A correction has been made to this article.
WINCHESTER — A dispute over publication of a legal notice could kill a Winchester ballot referendum before a single vote is cast.
The referendum in question asks city residents if they want City Council to continue appointing members to the Winchester School Board or if board seats should become elected positions.
Virginia law requires that ballot issues be properly advertised in a community’s newspaper of record — in this case, The Winchester Star — on a weekly basis beginning at least three weeks before an election.

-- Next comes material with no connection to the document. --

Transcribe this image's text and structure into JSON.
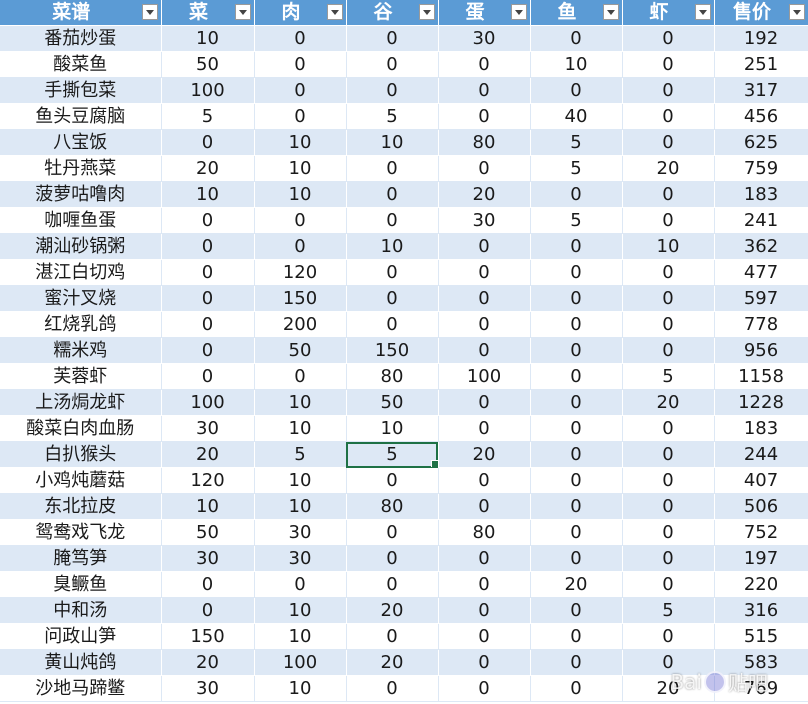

Roya Milotte, chief organizer of a petition drive that led to the School Board referendum being placed on the Nov. 5 ballot, has been informed by the Winchester Circuit Court Clerk’s Office that she is responsible for paying for the newspaper ads because she filed the petition with the court, though the Clerk’s Office is responsible for placing the ads. Some officials, however, believe the Clerk’s Office is responsible for paying for the ads.
Milotte, who paid about $225 of her own money to file the petition, said on Monday she cannot afford the $782.20 cost of publishing the notice in The Star three times starting Oct. 15, and she is not certain of the legality of seeking contributions from other people to pay the amount.
Even if the notice is published, the referendum’s fate might be in jeopardy because of how the notice is worded, according to State Board of Elections information.
The notice submitted for publication in The Star by the Clerk’s Office is a copy of the July order issued by Winchester Circuit Court Judge Alexander Iden authorizing that the referendum appear on the Nov. 5 ballot. It is labeled “Roya Dawn Milotte, Petitioner vs. School Board — Winchester City.”
Winchester Voter Registrar Elizabeth Martin said the notice should not be presented as a legal dispute between two parties, but rather as public information for the city’s registered voters. And, based on her understanding of the law, the Clerk’s Office should pay for the ads.
“Don’t treat it like somebody’s personal lawsuit or divorce,” said Martin, who provided The Star with a referendum notice published in 1992 in Bristol that uses state-approved wording. It is labeled “Order of Publication” and is comprised of a single sentence that describes the referendum and tells voters when it will be on the ballot.
The notice provided to The Star by Winchester Circuit Court Deputy Clerk Will Gardner is seven paragraphs long and includes details about the submission of petition signatures and instructions on how the referendum should be advertised. Due to the length of the notice, the total fee to advertise it in The Star three times over three consecutive weeks is $782.20. A notification similar in length to the Bristol referendum notice would cost an estimated $128.70 to run over the same three-week schedule.
This is the first time Winchester has had a citizen-initiated voter referendum on the ballot, which is responsible for some of the confusion.
The ballots with the referendum question have already been printed. However, if the referendum isn’t properly advertised to the public in advance, the voting results could be deemed invalid.
Gardner, who is handling the referendum advertisement because Winchester Circuit Court Clerk Terry Whittle retired on Oct. 1, asked a judge to settle the billing dispute. On Monday morning, 26th Judicial Circuit Court Judge Kevin Black ruled that Milotte is responsible for paying for publication of the notice, while the clerk’s office is responsible for placing the ad.
According to the State Board of Elections, there is no mechanism to appeal Black’s decision.
Martin disagreed with the judge’s ruling and said, “This will be a precedent statewide.”
Martin added that she has found nothing in Virginia law that says a citizen who filed for a voter referendum is also responsible for paying for legal notices to advertise it. Also, the information packet prepared by the State Board of Elections for people who want to petition for a voter referendum makes no mention of citizens being held responsible for payment of ads.
Due to conflicting information regarding advertisement of the referendum, Gardner said on Monday afternoon he is still seeking clarity on how to proceed. He is scheduled to meet today with City Manager Eden Freeman and a representative from the law firm of Litten and Sipe, which has been contracted to serve as the city’s attorney.
Gardner, a Democrat who is running against Republican Tara Helsley in the Nov. 5 election for Winchester Circuit Court Clerk, said it was never his intention to interfere with the voter referendum for an elected School Board.
“Not at any time or any point,” he said. “I’m just going by the book.”